▶ Records for this exercise
◆ ◆ ◆ ◆

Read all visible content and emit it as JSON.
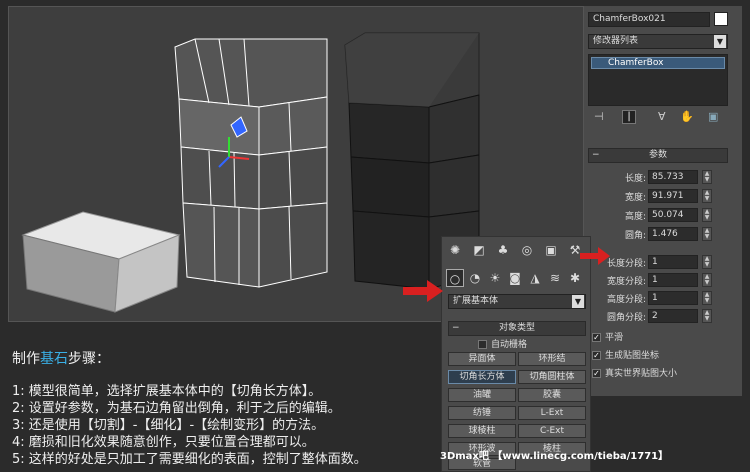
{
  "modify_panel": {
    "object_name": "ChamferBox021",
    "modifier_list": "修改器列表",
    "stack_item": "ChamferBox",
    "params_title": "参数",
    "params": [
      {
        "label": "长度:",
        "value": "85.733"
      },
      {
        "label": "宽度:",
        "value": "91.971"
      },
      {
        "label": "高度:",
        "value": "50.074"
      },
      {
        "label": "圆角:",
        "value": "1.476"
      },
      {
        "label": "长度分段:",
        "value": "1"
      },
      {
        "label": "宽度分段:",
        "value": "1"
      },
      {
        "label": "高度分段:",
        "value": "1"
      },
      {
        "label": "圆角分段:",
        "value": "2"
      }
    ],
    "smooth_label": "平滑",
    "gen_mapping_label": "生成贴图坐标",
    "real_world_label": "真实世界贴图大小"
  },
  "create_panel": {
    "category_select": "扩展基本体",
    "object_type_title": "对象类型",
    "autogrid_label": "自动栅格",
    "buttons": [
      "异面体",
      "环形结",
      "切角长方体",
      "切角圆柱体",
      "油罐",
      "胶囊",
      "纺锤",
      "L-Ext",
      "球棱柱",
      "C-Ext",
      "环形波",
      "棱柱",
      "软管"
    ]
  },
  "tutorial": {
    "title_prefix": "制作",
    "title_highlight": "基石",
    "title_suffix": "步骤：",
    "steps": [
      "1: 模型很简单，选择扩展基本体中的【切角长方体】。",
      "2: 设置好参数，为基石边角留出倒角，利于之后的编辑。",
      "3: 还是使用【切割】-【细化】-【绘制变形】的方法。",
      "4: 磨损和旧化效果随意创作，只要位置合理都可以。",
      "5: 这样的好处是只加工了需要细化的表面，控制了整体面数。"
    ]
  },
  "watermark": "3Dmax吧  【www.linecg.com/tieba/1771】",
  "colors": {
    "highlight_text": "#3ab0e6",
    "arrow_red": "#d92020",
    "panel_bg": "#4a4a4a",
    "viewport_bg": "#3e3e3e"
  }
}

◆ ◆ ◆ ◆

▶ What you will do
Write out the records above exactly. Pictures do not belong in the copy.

▶ Task solution
Read all visible content and emit it as JSON.
{
  "modify_panel": {
    "object_name": "ChamferBox021",
    "modifier_list": "修改器列表",
    "stack_item": "ChamferBox",
    "params_title": "参数",
    "params": [
      {
        "label": "长度:",
        "value": "85.733"
      },
      {
        "label": "宽度:",
        "value": "91.971"
      },
      {
        "label": "高度:",
        "value": "50.074"
      },
      {
        "label": "圆角:",
        "value": "1.476"
      },
      {
        "label": "长度分段:",
        "value": "1"
      },
      {
        "label": "宽度分段:",
        "value": "1"
      },
      {
        "label": "高度分段:",
        "value": "1"
      },
      {
        "label": "圆角分段:",
        "value": "2"
      }
    ],
    "smooth_label": "平滑",
    "gen_mapping_label": "生成贴图坐标",
    "real_world_label": "真实世界贴图大小"
  },
  "create_panel": {
    "category_select": "扩展基本体",
    "object_type_title": "对象类型",
    "autogrid_label": "自动栅格",
    "buttons": [
      "异面体",
      "环形结",
      "切角长方体",
      "切角圆柱体",
      "油罐",
      "胶囊",
      "纺锤",
      "L-Ext",
      "球棱柱",
      "C-Ext",
      "环形波",
      "棱柱",
      "软管"
    ]
  },
  "tutorial": {
    "title_prefix": "制作",
    "title_highlight": "基石",
    "title_suffix": "步骤：",
    "steps": [
      "1: 模型很简单，选择扩展基本体中的【切角长方体】。",
      "2: 设置好参数，为基石边角留出倒角，利于之后的编辑。",
      "3: 还是使用【切割】-【细化】-【绘制变形】的方法。",
      "4: 磨损和旧化效果随意创作，只要位置合理都可以。",
      "5: 这样的好处是只加工了需要细化的表面，控制了整体面数。"
    ]
  },
  "watermark": "3Dmax吧  【www.linecg.com/tieba/1771】",
  "colors": {
    "highlight_text": "#3ab0e6",
    "arrow_red": "#d92020",
    "panel_bg": "#4a4a4a",
    "viewport_bg": "#3e3e3e"
  }
}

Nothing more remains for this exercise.